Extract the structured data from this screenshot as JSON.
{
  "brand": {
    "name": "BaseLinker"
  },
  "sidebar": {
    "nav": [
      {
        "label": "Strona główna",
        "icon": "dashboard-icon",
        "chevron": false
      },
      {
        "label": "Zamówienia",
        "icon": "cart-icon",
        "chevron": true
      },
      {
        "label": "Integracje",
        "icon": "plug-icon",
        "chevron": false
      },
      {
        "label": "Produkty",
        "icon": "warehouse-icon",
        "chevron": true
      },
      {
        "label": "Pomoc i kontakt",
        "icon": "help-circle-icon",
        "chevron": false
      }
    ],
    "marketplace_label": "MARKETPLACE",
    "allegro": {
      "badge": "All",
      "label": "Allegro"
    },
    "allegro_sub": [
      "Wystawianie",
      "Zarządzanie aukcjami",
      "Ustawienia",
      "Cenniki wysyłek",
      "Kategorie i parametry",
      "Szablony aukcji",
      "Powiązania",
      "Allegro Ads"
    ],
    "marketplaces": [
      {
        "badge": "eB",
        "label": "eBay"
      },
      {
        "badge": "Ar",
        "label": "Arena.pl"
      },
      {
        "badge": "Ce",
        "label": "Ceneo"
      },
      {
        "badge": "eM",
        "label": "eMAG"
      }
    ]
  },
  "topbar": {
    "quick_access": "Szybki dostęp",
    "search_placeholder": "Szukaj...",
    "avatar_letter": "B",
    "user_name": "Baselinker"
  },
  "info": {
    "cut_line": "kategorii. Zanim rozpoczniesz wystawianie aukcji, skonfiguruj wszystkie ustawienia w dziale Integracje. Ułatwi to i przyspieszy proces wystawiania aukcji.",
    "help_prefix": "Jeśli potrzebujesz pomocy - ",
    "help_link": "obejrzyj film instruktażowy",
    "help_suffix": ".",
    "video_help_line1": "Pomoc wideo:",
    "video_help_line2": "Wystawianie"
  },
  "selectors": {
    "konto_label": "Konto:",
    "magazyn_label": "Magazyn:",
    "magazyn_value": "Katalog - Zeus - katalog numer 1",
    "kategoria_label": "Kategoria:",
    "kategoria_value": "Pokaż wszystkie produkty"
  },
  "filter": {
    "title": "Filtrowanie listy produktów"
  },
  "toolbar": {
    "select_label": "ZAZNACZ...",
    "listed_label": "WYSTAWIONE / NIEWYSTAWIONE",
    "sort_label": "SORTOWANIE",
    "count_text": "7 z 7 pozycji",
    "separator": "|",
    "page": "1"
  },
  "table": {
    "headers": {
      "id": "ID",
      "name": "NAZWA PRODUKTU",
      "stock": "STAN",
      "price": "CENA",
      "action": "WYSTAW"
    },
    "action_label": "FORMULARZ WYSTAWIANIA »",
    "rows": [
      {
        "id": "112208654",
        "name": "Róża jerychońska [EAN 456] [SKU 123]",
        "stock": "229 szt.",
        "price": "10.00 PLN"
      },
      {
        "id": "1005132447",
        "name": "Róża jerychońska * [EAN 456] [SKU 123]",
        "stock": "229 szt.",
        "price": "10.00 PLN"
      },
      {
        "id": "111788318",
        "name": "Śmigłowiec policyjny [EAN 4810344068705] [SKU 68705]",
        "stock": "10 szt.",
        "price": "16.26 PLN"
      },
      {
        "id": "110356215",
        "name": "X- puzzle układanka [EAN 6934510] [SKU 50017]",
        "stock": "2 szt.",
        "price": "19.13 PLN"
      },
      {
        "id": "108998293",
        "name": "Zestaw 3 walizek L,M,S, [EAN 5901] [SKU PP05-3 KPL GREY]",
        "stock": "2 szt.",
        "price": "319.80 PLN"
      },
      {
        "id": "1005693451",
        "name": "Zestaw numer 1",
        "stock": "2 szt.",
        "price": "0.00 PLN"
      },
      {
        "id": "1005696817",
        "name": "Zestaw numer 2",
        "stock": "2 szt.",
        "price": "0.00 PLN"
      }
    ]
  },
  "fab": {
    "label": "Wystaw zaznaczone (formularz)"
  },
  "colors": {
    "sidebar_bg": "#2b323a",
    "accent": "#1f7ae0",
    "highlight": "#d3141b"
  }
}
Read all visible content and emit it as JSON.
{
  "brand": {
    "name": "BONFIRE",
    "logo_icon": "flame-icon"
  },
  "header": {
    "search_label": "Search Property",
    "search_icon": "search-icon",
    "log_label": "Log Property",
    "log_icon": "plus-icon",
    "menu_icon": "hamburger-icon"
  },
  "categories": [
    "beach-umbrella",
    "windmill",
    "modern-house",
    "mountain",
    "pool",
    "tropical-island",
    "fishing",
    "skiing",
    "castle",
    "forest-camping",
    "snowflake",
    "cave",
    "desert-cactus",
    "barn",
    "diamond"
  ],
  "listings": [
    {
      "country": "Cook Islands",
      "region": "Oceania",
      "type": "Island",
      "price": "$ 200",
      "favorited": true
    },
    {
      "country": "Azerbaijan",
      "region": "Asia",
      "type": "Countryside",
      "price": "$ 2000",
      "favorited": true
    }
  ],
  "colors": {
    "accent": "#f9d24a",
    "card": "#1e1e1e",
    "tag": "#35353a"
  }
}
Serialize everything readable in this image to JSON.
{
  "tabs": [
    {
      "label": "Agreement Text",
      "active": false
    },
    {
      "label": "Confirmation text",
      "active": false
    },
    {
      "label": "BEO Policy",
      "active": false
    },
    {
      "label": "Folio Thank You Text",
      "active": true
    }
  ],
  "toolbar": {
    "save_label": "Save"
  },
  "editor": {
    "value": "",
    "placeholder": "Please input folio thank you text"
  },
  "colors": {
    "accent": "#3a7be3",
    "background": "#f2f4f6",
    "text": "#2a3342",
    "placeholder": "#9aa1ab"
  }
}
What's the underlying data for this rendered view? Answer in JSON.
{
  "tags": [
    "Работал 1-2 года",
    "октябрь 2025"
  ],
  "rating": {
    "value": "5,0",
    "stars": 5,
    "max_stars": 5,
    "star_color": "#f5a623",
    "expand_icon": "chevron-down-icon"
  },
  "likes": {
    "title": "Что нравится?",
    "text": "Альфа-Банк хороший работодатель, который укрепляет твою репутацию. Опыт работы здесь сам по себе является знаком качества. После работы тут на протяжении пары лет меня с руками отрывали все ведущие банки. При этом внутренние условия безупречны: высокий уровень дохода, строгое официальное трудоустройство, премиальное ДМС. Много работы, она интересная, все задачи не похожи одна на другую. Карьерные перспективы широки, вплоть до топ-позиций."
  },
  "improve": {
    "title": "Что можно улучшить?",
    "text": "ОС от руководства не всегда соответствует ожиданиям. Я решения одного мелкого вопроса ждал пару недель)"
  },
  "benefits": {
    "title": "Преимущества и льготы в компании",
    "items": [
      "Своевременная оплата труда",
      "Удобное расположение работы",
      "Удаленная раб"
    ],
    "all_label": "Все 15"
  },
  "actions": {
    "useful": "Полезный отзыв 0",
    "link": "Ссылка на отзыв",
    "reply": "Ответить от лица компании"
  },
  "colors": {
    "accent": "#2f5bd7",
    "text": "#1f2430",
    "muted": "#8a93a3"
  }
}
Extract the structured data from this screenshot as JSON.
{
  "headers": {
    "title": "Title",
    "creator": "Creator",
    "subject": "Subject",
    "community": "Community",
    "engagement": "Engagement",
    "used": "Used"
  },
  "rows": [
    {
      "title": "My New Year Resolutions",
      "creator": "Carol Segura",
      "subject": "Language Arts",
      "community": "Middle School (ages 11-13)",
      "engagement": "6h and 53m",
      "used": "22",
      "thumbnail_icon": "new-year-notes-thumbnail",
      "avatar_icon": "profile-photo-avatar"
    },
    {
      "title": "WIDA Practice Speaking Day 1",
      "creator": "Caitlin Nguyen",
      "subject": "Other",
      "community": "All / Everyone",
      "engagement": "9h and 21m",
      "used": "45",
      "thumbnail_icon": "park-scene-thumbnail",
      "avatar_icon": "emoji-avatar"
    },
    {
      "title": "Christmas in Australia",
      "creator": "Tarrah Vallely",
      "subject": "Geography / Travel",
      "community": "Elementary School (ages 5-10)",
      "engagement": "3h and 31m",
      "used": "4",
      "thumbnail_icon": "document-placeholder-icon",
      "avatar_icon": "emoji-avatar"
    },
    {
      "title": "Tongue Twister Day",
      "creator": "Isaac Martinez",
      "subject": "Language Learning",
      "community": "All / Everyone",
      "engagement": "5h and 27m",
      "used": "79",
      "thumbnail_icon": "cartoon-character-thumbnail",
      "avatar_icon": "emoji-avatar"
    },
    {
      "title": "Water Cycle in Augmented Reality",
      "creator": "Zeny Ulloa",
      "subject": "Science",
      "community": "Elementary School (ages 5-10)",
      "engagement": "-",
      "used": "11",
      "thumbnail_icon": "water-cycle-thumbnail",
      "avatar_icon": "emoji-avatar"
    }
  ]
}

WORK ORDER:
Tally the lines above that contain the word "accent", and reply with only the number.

EXERCISE RESPONSE:
4